This was the moment when bands like Jefferson Airplane, Country Joe & The Fish, the Steve Miller Band and The Beach Boys bitterly regretted turning down Monterey--realising, too late, that it could have helped them reach a new audience. The Beatles were keen to be there, but were busy with a little album called Sgt Pepper; and the Rolling Stones were in jail. Still, the weekend was a real watershed--marking the emergence of a new direction for rock & roll as well as paving the way for Woodstock two years later--and most of the music that made Monterey so special can be heard on this box-set, which stands as an object lesson in how to commemorate such an important event. Big Brother & The Holding Company (featuring Janis Joplin) made their first real impact, and there are generous excerpts from those performances. But the festival was also about musical diversity, and acts such as Ravi Shankar, Hugh Masekela, Booker T & The MGs and Lou Rawls can be heard amid the stirrings of rock & roll revolution. --Patrick Humphries

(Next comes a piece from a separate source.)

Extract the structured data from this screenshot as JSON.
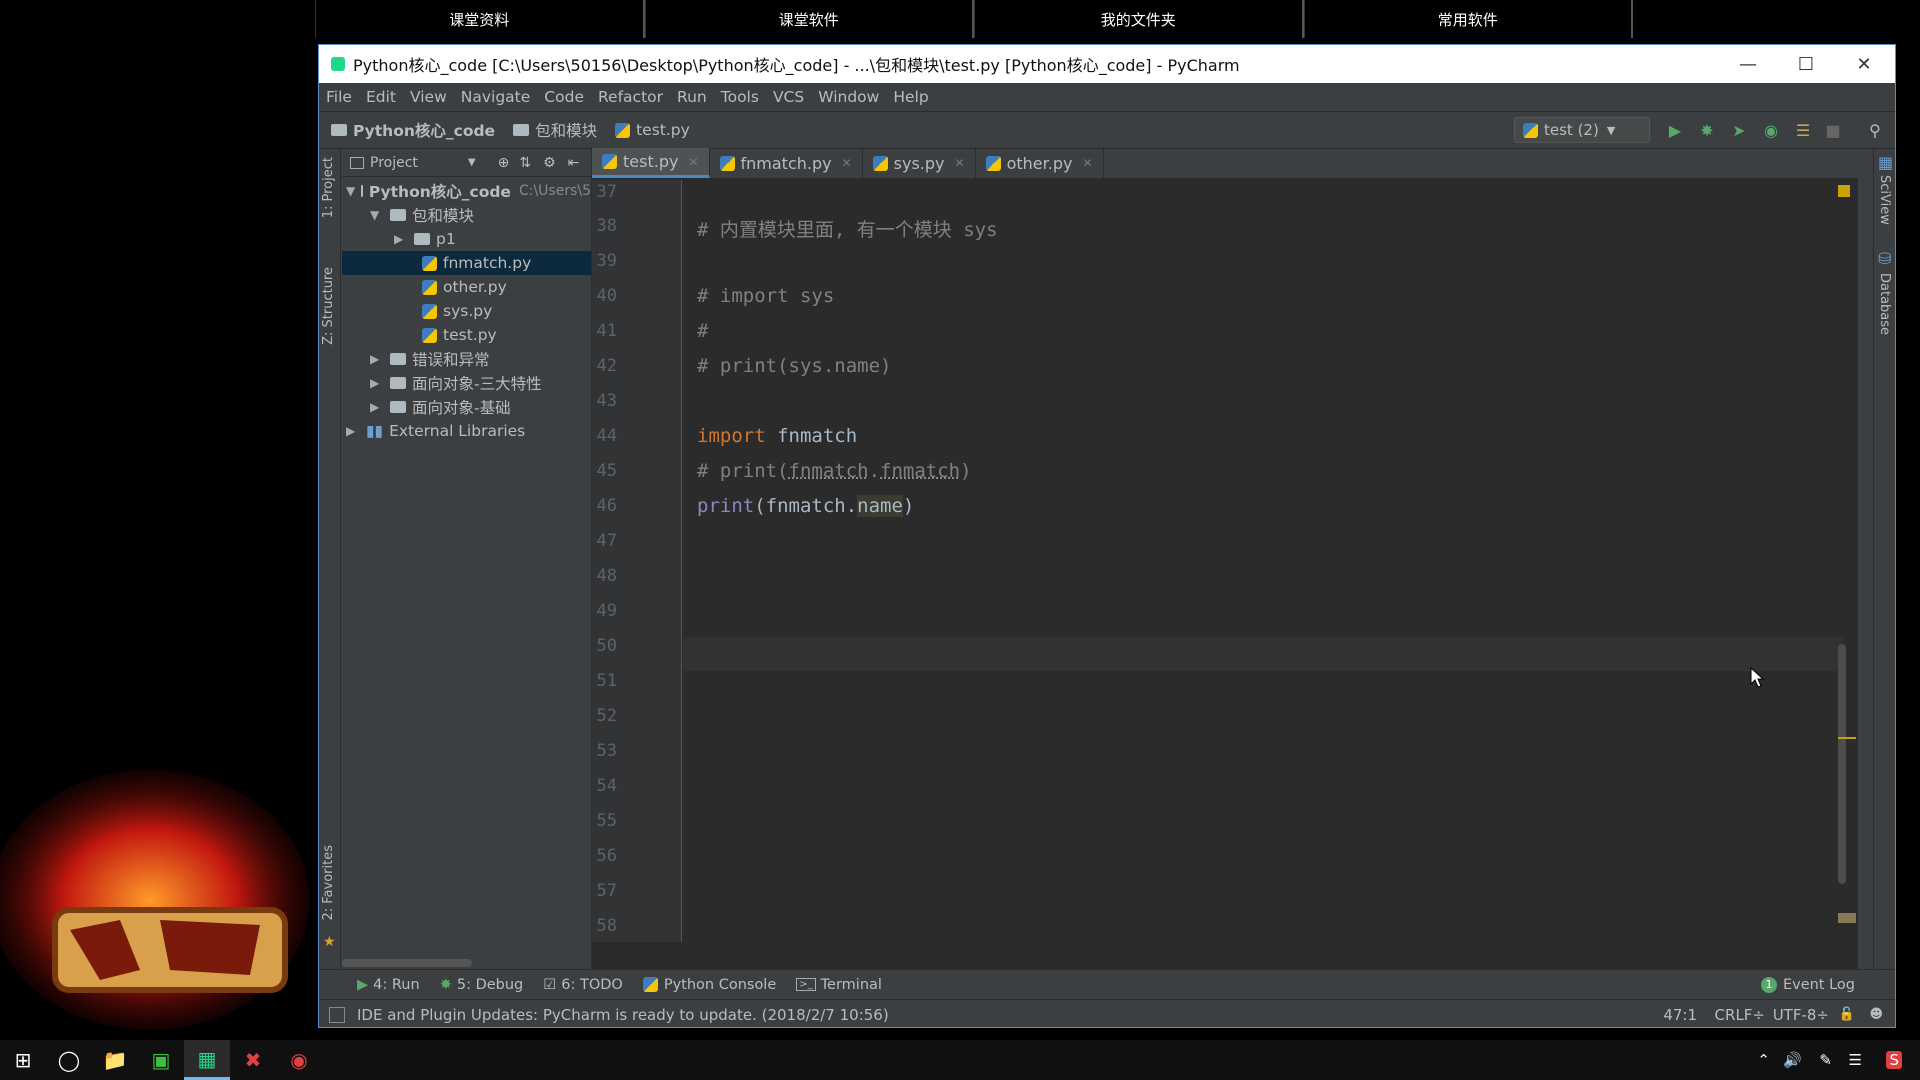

Top customer reviews
First and foremost it's a historical document, charting the rise of the bands and personalities who really broke big in the US because of their performances - primarily Hendrix, Joplin, the Who. But this also includes the frankly unlikely figure of Ravi Shankar, who went on to play Woodstock to far less effect two years later.
Secondly, it sorts out who can play and who cannot. You get to hear 1967 pop morphing - somewhat reluctantly- into rock, and the bands who get caught out in the middle, all tinny guitars and off-key harmonies.
There are some shockers here - especially the Byrds set, but taking in the reverential rhythmn blues rehashes of Canned Heat, Butterfield Blues Band, the Blues Project and the like.
But for me the real and unexpected highlights are two bands now largely forgotten by history - the Mamas and the Papas and Jefferson Airplane. The Mamas and the Papas sound gorgeous, and Cass Elliot's wry and self deprecating stage banter a delight. The Airplane always walked the thin line between ragged vocal work and inspired jamming, but here they really catch fire. Grace Slick's voice is in tune and on target. Awesome! If you need any more convincing check out Lou Rawls, too. Oh yes, you're going to have fun with this one. And guess what ? It has a live version of "if you're going to San Francisco.." (and yes, the man could sing! )